• **Work item**
Using the records below, find every line that includes "JSON" and copy it.

[Data for analysis Boundary: Start]

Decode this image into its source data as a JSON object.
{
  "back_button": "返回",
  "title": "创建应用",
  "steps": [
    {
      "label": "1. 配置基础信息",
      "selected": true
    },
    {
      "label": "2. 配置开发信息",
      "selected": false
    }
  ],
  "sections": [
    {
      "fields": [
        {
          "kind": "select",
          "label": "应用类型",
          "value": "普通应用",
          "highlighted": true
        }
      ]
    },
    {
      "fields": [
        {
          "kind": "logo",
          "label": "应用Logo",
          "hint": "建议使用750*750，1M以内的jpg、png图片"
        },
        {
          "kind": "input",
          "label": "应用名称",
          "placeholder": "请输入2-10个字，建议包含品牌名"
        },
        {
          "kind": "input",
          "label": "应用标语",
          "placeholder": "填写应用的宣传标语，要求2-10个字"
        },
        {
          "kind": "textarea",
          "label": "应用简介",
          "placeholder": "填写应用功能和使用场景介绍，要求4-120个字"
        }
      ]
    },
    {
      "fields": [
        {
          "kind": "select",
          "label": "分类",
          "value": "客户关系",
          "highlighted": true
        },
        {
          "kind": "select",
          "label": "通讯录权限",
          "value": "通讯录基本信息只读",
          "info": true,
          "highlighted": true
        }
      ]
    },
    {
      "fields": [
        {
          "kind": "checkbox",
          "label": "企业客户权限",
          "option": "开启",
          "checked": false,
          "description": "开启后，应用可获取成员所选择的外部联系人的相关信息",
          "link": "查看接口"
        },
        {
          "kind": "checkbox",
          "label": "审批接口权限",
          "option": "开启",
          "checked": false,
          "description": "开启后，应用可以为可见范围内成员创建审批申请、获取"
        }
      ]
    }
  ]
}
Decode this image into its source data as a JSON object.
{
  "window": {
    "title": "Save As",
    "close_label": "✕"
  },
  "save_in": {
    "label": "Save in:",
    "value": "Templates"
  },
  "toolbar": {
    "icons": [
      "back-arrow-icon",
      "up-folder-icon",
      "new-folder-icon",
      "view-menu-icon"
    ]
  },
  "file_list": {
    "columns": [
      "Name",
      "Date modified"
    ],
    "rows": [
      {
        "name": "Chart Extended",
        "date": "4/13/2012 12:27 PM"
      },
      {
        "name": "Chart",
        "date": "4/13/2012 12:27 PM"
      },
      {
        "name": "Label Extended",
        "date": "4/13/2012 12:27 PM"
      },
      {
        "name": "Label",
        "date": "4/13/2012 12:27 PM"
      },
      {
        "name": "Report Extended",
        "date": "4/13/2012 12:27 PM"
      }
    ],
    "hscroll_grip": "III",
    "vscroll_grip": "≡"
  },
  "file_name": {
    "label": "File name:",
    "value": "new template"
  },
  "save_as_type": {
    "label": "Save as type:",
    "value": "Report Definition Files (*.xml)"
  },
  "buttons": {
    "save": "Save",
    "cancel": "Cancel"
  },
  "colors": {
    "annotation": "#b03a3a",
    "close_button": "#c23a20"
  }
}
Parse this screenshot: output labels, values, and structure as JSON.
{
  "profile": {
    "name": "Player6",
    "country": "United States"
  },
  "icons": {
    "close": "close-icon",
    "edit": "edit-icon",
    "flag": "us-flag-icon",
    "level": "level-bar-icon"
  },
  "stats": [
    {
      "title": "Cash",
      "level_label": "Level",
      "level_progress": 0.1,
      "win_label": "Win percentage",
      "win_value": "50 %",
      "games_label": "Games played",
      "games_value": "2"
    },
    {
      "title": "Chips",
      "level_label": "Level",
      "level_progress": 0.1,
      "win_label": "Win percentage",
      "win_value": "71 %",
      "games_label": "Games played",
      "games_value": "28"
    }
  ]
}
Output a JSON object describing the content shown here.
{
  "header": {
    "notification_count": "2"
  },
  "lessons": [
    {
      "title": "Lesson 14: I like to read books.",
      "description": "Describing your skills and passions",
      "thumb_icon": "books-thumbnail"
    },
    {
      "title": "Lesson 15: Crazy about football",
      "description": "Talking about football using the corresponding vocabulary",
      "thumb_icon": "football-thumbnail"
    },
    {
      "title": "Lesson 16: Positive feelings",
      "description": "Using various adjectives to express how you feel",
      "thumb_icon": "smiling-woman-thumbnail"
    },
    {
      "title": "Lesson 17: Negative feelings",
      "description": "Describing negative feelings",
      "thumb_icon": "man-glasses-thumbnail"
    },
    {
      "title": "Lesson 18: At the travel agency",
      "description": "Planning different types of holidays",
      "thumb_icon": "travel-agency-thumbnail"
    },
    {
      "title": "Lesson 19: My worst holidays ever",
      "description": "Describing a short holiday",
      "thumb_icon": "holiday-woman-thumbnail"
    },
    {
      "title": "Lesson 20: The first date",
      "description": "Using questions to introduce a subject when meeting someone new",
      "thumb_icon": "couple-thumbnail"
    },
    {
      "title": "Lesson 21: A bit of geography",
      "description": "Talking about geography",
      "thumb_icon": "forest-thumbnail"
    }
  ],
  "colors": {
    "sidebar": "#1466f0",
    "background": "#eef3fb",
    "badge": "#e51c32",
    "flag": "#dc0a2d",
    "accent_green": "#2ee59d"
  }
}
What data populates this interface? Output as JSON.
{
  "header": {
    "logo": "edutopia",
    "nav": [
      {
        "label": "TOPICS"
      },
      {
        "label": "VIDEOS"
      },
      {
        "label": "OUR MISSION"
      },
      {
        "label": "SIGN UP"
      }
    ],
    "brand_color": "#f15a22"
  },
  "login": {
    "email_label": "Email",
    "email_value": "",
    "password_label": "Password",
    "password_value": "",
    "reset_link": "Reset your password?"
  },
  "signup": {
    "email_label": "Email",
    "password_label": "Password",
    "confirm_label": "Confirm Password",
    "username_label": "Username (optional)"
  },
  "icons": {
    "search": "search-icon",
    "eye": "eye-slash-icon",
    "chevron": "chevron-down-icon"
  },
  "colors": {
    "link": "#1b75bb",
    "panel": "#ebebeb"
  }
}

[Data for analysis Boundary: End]

• **Completed task**
Decode this image into its source data as a JSON object.
Decode this image into its source data as a JSON object.
Parse this screenshot: output labels, values, and structure as JSON.
Output a JSON object describing the content shown here.
What data populates this interface? Output as JSON.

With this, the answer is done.